Researchers tested first on a group of children and then on iCub, an AI machine: both use the process of mutual exclusion
Sometimes artificial intelligence can be used to understand how the human brain works. According to an experiment, children during the first years of life would apply the same associative mechanism used by robots to learn new words.
This is what emerges from a study conducted on a group of children of two and a half years who were asked to identify a toy among those proposed, which included an object unfamiliar to children. The aim of this test is very simple: to lead the children to learn the name of the unfamiliar toy using the technique of mutual exclusion. According to this psychological (but mainly computer) elimination procedure, children would use the information contained in their memory to label a new object. A bit like AI robots based on deep learning systems.
The experiment carried out with iCub
The children were given three toys: one brown, one yellow and one orange. With regard to the first two, the group most likely already knew which type of animal corresponded to each color. Next, the researchers asked the children to identify the giraffe. The children, applying the mutual exclusion technique, were able to figure out that the giraffe was the orange object.
After performing this test, the study team performed the same experiment on iCub, a child-sized AI robot. The AI system can recognize up to 12 objects.
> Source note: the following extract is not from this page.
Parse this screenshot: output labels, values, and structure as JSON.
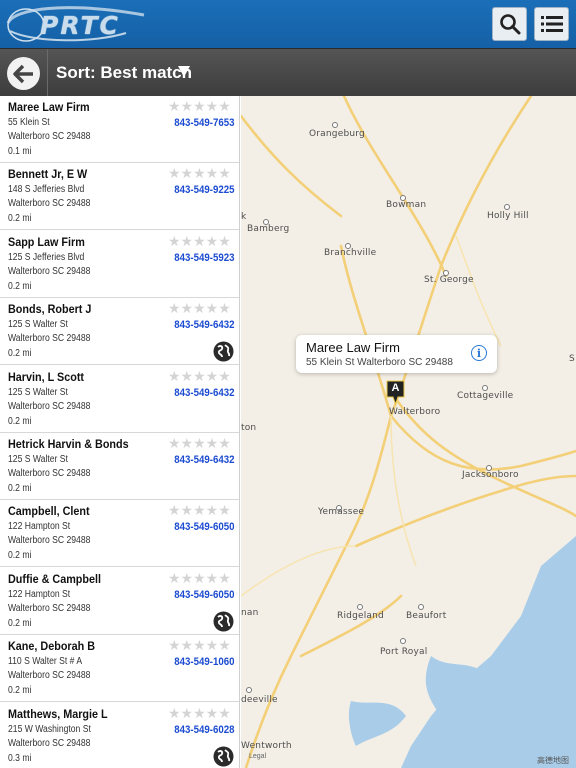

Surprisingly, the machine was also able to detect the unknown toy, applying the same elimination mechanism used by the human group.
This proves one thing, according to the authors of the experiment: in the first years of life, the human brain applies the same simple associative process as robots to learn.